**Input:**
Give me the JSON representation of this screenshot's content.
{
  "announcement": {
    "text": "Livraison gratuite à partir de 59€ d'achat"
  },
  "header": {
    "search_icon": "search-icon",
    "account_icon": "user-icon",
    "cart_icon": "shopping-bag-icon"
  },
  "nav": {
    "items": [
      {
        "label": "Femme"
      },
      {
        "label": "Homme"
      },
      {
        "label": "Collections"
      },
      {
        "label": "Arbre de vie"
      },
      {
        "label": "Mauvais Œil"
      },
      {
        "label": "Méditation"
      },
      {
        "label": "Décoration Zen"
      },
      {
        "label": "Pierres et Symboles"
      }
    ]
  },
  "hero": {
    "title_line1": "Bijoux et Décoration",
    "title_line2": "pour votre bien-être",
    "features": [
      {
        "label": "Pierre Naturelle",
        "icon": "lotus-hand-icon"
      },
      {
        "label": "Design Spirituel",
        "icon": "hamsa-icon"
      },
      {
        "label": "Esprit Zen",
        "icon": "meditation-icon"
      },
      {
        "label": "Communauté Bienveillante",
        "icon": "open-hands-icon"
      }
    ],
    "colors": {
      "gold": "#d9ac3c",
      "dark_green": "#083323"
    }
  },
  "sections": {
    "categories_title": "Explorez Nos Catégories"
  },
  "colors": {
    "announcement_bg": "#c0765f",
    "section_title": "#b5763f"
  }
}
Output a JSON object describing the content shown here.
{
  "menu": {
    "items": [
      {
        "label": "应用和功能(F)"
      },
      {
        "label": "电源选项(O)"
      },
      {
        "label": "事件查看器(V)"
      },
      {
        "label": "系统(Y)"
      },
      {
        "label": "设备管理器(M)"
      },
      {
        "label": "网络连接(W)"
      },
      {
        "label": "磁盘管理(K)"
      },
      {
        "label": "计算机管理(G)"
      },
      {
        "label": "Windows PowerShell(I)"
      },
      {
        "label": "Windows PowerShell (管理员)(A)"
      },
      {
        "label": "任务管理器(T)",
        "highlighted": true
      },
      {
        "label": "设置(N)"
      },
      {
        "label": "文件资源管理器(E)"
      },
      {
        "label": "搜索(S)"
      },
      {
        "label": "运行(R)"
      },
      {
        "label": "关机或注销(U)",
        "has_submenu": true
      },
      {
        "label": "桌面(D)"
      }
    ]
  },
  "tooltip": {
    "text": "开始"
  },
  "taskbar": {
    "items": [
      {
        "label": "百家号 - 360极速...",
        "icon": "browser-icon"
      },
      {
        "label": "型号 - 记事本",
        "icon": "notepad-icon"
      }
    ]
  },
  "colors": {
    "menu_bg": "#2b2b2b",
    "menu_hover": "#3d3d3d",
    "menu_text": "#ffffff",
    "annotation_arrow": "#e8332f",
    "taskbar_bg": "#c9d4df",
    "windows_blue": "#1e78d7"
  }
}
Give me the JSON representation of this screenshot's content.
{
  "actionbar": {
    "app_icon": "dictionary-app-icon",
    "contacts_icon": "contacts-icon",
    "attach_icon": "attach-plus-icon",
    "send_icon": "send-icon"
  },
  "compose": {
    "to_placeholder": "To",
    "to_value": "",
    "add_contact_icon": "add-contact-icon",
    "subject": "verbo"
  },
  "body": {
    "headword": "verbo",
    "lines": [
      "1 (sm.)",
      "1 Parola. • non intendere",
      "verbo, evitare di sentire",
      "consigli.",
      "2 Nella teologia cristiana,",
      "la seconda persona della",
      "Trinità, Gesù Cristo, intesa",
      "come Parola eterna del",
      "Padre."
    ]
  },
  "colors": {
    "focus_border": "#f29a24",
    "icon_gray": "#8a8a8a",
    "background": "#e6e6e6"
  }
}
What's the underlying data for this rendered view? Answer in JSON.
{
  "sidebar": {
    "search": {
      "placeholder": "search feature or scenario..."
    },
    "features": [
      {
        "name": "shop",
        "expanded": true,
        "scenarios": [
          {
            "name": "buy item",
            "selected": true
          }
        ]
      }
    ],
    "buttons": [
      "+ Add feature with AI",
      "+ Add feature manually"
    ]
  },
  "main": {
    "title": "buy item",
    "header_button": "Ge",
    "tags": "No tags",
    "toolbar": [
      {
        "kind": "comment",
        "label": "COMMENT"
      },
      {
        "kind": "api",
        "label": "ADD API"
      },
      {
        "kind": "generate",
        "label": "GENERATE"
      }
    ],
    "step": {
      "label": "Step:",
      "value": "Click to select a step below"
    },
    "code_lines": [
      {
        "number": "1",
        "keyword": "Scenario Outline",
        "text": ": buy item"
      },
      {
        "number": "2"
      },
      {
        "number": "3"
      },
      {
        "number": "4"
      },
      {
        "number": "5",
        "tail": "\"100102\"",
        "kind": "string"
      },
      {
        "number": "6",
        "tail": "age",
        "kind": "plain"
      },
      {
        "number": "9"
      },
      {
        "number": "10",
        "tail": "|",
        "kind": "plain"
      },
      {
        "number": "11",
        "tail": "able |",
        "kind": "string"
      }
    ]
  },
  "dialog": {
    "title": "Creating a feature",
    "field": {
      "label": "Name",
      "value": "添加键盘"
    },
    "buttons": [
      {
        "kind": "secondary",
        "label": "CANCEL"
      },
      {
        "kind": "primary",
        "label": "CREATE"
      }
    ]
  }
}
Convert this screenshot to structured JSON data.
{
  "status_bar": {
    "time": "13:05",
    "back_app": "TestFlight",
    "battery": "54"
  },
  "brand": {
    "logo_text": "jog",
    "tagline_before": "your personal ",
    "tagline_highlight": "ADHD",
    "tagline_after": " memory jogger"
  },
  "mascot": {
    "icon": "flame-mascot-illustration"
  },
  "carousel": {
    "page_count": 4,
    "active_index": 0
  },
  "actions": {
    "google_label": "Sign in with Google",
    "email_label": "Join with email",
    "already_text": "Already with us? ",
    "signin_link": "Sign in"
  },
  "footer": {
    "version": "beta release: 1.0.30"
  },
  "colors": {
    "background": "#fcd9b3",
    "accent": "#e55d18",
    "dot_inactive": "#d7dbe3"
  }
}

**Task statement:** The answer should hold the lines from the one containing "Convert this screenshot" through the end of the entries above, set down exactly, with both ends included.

**Exercise solution:**
Convert this screenshot to structured JSON data.
{
  "status_bar": {
    "time": "13:05",
    "back_app": "TestFlight",
    "battery": "54"
  },
  "brand": {
    "logo_text": "jog",
    "tagline_before": "your personal ",
    "tagline_highlight": "ADHD",
    "tagline_after": " memory jogger"
  },
  "mascot": {
    "icon": "flame-mascot-illustration"
  },
  "carousel": {
    "page_count": 4,
    "active_index": 0
  },
  "actions": {
    "google_label": "Sign in with Google",
    "email_label": "Join with email",
    "already_text": "Already with us? ",
    "signin_link": "Sign in"
  },
  "footer": {
    "version": "beta release: 1.0.30"
  },
  "colors": {
    "background": "#fcd9b3",
    "accent": "#e55d18",
    "dot_inactive": "#d7dbe3"
  }
}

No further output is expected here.